In any event, "The top-two systems in both Washington and California face challenges before the 9th U.S. Circuit Court of Appeals." Oral arguments were heard before the 9th Circuit on Tuesday (Today). Just what Arizona needs, yet another misguided law that winds up in court costing taxpayers money for attorneys fees and costs.
Finally, Ms. Valdez editorializes in favor of the "top two primary." In age of choice, today's voters expect more:
Baby Boomers grew up in a three-network world, their kids had multiple choices, their grandkids have seemingly infinite options. Today, choices rule. No matter your age.
So, maybe it should not be a surprise that more people are registering to vote without a party affiliation. Arizona law allows them to vote in partisan primaries -- even though the vast majority of them don't. But the system allows them to opt out of a party label and opt back in on primary-election day. Calling oneself an independent has an appeal in this land that lionizes rugged individualism.
Yet this unaffiliated group, which pollsters try to define and candidates need to attract, does fit into a pattern of discontent that is reflected in low voter turnout, the emergence of the "tea party" and Occupy Wall Street and the dismal approval ratings for the president and Congress.

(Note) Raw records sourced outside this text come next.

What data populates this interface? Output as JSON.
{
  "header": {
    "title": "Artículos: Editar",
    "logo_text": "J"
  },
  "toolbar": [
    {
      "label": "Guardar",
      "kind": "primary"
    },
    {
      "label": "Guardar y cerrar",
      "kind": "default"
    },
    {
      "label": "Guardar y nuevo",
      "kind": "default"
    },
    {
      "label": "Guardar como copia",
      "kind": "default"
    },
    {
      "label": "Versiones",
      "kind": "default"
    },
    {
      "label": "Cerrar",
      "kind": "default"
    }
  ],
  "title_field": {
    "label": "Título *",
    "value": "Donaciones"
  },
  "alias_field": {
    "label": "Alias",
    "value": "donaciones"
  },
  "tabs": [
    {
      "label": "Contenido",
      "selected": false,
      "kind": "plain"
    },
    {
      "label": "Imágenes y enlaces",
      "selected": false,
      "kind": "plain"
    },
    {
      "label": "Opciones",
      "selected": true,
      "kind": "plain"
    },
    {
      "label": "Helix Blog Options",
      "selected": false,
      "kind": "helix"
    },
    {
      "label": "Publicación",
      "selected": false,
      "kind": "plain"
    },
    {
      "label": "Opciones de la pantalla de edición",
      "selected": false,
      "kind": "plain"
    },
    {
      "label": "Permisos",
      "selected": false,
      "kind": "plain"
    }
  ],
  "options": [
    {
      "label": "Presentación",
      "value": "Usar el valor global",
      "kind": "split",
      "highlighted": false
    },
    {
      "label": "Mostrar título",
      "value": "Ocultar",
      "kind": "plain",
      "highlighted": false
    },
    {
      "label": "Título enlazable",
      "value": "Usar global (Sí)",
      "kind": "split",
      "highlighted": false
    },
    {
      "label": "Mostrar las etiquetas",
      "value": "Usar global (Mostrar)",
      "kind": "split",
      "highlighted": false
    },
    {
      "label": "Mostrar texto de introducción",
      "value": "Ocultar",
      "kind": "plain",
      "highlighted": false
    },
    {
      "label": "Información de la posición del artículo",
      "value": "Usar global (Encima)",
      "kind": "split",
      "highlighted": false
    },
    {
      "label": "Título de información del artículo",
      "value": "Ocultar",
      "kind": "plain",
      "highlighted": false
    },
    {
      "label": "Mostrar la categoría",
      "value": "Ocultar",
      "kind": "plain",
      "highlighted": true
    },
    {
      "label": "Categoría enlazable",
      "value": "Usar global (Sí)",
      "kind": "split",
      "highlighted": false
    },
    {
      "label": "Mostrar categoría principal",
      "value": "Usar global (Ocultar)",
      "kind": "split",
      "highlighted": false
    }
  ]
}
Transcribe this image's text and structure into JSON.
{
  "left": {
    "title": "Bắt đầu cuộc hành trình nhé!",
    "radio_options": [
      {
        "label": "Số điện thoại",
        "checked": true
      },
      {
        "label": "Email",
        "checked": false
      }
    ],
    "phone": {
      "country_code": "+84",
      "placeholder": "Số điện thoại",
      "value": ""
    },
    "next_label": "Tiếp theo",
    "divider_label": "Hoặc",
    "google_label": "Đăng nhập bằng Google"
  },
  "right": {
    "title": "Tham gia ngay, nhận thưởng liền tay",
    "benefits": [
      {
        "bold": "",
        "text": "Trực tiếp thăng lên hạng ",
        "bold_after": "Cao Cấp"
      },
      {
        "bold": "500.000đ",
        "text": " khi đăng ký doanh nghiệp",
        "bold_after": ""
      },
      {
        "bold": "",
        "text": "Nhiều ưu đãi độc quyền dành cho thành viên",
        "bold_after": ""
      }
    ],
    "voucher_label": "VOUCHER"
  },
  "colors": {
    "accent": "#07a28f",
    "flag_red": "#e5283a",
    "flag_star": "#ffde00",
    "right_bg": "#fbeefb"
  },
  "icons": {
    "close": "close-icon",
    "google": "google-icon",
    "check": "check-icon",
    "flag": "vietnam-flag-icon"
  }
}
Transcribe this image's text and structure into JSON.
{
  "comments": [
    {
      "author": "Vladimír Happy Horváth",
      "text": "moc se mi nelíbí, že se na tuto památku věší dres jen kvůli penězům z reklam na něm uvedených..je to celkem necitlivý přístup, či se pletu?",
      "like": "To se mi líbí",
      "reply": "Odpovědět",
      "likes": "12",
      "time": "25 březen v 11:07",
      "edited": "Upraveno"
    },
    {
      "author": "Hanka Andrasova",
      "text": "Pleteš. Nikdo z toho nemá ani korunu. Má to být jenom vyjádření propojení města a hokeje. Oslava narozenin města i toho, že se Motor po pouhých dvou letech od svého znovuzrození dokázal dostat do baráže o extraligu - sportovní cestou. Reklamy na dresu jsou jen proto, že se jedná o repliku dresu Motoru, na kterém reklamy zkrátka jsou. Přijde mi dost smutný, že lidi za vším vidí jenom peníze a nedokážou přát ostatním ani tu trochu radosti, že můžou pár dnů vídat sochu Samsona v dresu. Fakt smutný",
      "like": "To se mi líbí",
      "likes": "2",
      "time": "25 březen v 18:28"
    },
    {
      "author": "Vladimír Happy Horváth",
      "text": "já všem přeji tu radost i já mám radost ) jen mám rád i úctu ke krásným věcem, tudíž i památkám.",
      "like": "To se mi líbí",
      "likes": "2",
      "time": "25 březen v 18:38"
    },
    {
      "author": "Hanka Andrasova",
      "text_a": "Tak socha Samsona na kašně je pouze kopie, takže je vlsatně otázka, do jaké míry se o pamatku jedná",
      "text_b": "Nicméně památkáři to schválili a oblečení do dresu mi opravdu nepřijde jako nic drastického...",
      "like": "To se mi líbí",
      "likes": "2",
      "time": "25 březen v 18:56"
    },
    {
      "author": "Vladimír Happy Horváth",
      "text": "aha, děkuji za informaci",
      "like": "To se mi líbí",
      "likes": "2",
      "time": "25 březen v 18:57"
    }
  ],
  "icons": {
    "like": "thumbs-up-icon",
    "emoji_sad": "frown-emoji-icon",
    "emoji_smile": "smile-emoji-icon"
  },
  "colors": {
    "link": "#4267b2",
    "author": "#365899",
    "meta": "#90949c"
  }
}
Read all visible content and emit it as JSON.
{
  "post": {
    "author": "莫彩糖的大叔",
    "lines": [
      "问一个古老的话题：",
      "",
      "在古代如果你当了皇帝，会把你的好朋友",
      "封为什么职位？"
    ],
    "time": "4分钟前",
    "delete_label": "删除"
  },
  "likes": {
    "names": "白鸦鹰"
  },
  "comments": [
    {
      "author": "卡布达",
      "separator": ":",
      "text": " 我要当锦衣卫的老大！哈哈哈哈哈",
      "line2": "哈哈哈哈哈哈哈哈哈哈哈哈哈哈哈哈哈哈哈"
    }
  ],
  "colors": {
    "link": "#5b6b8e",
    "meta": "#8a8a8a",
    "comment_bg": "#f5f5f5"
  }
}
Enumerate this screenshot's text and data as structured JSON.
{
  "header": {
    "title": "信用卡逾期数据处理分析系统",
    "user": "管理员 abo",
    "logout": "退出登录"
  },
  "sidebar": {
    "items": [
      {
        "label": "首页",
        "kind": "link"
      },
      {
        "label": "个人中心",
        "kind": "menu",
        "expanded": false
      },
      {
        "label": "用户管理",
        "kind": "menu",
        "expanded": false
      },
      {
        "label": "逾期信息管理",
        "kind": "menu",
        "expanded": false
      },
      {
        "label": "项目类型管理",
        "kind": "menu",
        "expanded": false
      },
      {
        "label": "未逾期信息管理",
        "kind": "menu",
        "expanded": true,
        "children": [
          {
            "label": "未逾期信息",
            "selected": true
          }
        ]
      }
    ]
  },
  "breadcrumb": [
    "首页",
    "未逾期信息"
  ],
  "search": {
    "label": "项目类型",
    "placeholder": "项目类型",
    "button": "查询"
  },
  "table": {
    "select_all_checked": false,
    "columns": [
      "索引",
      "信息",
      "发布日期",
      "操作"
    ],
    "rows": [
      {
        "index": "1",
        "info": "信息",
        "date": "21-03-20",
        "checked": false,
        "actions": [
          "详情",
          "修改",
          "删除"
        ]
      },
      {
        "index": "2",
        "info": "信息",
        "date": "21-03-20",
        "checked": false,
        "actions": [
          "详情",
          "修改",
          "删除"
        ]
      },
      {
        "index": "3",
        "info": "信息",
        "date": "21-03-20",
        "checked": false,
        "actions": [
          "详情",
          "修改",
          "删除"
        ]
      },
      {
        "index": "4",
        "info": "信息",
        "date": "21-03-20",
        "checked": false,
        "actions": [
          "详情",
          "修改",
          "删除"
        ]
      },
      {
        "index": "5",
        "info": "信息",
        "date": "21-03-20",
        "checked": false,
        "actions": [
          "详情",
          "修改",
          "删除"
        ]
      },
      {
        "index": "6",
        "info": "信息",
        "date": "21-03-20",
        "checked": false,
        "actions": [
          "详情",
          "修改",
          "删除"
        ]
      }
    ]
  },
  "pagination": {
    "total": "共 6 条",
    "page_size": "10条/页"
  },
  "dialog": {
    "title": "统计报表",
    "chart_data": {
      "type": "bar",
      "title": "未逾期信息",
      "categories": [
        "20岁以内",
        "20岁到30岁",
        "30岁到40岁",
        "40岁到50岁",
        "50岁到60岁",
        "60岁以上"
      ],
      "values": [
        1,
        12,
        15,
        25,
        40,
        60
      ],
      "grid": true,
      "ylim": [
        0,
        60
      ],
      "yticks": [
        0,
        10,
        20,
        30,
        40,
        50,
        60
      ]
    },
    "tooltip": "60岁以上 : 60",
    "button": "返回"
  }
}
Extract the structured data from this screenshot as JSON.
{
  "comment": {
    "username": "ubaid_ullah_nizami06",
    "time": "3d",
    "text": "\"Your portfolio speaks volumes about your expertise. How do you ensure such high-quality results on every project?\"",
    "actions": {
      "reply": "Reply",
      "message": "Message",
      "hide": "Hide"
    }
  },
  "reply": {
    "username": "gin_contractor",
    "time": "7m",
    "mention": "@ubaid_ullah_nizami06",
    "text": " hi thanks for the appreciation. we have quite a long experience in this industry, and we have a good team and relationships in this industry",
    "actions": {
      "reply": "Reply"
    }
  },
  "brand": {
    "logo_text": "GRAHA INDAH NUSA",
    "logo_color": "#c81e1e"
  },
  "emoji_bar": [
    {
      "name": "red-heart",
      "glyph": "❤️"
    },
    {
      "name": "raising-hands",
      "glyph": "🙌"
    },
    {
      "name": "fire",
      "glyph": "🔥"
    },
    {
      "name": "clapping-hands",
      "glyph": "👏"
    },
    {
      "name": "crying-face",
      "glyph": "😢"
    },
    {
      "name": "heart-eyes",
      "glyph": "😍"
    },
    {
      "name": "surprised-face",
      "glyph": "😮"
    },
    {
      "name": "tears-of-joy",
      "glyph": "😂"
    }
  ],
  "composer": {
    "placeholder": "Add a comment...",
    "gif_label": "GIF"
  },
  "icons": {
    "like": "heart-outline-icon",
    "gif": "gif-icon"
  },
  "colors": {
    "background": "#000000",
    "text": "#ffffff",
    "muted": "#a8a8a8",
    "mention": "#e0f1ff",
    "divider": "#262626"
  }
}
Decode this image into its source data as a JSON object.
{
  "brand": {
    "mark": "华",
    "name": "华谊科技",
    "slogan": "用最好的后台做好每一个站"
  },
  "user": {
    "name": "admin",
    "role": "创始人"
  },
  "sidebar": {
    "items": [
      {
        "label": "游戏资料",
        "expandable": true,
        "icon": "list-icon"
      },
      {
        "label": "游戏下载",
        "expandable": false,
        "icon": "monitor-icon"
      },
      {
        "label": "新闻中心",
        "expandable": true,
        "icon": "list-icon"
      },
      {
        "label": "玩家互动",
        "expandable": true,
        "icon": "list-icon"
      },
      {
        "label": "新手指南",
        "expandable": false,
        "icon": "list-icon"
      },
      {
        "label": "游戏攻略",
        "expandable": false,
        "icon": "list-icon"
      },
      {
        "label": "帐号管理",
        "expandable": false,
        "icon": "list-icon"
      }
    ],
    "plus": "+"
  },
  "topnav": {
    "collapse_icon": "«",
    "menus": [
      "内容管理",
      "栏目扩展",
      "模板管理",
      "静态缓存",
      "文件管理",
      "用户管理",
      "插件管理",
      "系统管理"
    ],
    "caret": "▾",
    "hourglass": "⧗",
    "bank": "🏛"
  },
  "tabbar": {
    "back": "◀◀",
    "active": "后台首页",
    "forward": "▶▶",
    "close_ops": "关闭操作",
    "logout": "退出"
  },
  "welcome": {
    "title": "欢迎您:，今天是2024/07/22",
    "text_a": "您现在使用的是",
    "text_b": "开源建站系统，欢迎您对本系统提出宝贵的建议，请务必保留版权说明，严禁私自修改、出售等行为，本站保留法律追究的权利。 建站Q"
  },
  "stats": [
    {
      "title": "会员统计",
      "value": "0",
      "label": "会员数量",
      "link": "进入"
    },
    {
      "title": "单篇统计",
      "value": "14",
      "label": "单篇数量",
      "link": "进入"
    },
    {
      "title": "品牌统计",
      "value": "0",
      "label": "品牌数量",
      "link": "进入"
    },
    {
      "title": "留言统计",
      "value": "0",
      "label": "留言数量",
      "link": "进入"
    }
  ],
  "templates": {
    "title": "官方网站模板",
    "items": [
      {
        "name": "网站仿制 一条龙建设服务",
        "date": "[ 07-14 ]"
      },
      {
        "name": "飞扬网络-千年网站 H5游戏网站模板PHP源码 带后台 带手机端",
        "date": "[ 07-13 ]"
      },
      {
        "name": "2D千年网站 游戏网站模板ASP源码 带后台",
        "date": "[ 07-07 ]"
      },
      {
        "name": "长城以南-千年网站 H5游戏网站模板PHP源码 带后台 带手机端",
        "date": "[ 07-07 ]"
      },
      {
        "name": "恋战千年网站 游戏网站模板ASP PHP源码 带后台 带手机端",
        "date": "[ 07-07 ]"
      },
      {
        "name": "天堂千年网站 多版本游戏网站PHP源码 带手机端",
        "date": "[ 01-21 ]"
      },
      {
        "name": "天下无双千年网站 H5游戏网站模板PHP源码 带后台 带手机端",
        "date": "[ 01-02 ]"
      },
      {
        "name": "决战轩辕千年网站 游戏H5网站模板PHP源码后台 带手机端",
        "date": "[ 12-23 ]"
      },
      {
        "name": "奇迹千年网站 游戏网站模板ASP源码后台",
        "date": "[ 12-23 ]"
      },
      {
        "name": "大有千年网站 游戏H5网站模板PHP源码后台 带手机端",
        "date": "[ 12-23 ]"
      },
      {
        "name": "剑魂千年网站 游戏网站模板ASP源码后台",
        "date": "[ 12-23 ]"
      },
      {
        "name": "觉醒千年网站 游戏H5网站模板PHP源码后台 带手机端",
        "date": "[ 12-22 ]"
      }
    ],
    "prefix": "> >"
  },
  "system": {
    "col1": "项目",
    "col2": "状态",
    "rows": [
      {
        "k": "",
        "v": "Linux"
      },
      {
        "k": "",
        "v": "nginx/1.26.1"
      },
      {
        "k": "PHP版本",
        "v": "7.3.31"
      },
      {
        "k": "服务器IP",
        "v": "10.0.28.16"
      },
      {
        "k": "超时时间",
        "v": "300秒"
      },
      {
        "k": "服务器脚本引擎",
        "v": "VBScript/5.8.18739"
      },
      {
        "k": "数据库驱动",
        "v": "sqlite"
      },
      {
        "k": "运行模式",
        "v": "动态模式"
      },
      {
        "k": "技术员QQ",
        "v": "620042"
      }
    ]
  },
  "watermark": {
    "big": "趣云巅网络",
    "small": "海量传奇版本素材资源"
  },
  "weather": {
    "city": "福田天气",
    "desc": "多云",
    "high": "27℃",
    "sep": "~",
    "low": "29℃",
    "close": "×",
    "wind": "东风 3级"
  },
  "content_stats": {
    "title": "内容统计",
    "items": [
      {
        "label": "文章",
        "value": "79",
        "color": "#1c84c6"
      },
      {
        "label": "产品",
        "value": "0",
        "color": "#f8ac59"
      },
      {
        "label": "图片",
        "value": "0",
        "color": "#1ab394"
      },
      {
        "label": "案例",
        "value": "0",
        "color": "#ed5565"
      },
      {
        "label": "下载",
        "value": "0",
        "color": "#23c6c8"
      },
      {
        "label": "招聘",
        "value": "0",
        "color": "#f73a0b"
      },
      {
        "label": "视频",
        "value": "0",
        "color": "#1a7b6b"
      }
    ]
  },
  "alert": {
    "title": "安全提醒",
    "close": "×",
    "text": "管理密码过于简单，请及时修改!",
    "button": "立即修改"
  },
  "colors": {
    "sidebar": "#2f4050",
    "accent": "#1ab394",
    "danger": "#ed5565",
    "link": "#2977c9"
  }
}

The effort of some Arizonans to create a more inclusive primary system also reflects the desire to improve a political climate that has delivered more gridlock and rhetoric than solutions.
Some might see these efforts -- and McCain's pronouncement -- as symptoms of a sick system.
These ideas were enabled by a system that is malleable enough to be used by citizens to reshape the political world.
That's a sign of robust good health.
Arizona's changing electorate represents a challenge. But not because it is changing. The challenge lies in the fact that those who register without party affiliation are not voting.
Ms. Valdez's "silver-bullet naivete" in support of the "top two primary" is not the answer, and would only make the problem worse -- another Goo-Goo gone bad initiative.
To my surprise, über-conservative columnist Robert Robb and I agree (albeit for different reasons) in an opinion he wrote on December 2. Open primary's flaw: It allows party labels:
Under the top-two system, all candidates run against all other candidates in the primary election, irrespective of party. The two top vote-getters in the primary then run off against each other in the general.
But the initiative being circulated in Arizona doesn't actually provide for nonpartisan elections. Candidates can still have their party preference printed on the ballot. In fact, candidates can invent their own parties. Under the initiative being circulated in Arizona, you could register and run as the Free Beer Party candidate if you wanted.
Under the top-two system, participation by independents in primaries will undoubtedly go up, but by how much is speculative. Chances are primary participation by independents will continue to lag considerably behind that of registered Republicans and Democrats.
* * *
Under the top-two system, the parties would still be scheming to get their candidates elected. Moreover, the places where a moderate Republican has the best chance to defeat a conservative one is precisely those places where Democrats think they might be able to steal a seat. ["Steal," Robb, really? As if Republicans have a divine right to the seat.]
* * *
Assuming that party identification continues to be a predictor of voting behavior, the drafters of Arizona's initiative have undermined their objective of making it easier for more moderate and less partisan candidates to get elected by permitting party labels on the ballot.
This is just the latest effort by those dissatisfied with the conservatism of the Arizona Legislature to change election results by changing election rules. . . All failed. . .
The top-two primary system might have a larger effect than previous efforts, but I suspect not by much.
Let's just put this misguided initiative to rest. Do not sign the petitions, and if it somehow makes it onto the 2012 ballot, do not vote for it.